March 26-29 (three performances), Sara Porkalob presents the true story of her mother's birth and her grandmother's dangerous past. I recently reviewed it here. It's a fascinating story.
Comedian Dana Goldberg returns to Seattle for one night, March 28.
Jim Loucks comes to town with The Biscuiteater, April 2-4 (three performances). His is a southern charm.
Visit TOJ for more information.
Saturday, March 07, 2015
|Evan Whitfield and Kathy Hsieh (Michael Brunk)|
ArtsWest (co-production with SiS Productions)
through March 29, 2015
The absorbing new work, Chinglish, by David Henry Hwang, at ArtsWest is a tightly written play with a top-notch cast, directed with panache by Annie Lareau. It's also challenging for the audience, because more than half of it is in Mandarin Chinese!
Daniel (Evan Whitfield) begins the play by showing us signage where Chinese translators have badly translated signs from Chinese into English. (see below) He warns us that if we learn nothing else from his "how to do business in China" talk, we should know this: Bring your own translator!
A screen then tells us that the time is three years earlier. We'll need that screen as almost another character, since we will need the translations that follow hot and heavy as rapid fire Chinese and halting bad translations fill the rest of the evening.
Friday, March 06, 2015
Cirque du Soleil
Through March 22, 2015
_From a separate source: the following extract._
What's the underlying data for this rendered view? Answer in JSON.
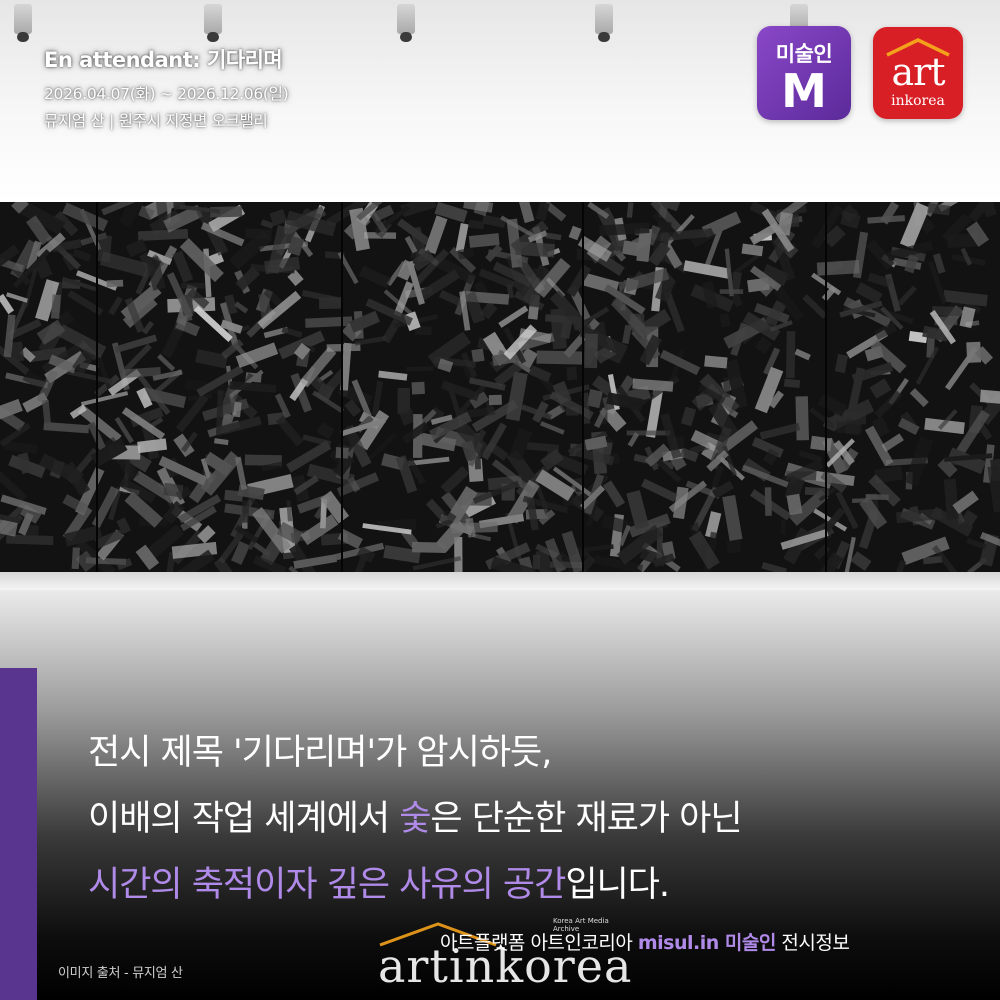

The gorgeous acrobatic, high flying antics of top-flight, international talent combines with a steampunk aesthetic and even some invisible acts in Cirque du Soleil’s Kurios: Cabinet of Curiosities at Marymoor Park.
Kurios is the 35th production in the line of inventions known as Cirque du Soleil. Similar to other shows, there is a very loose story here that ties the evening together. But you don’t really go to Cirque shows for story, you go for atmosphere, beautiful, intricate costuming, easy to assimilate international music without real words, and death-defying acrobatic and fly work.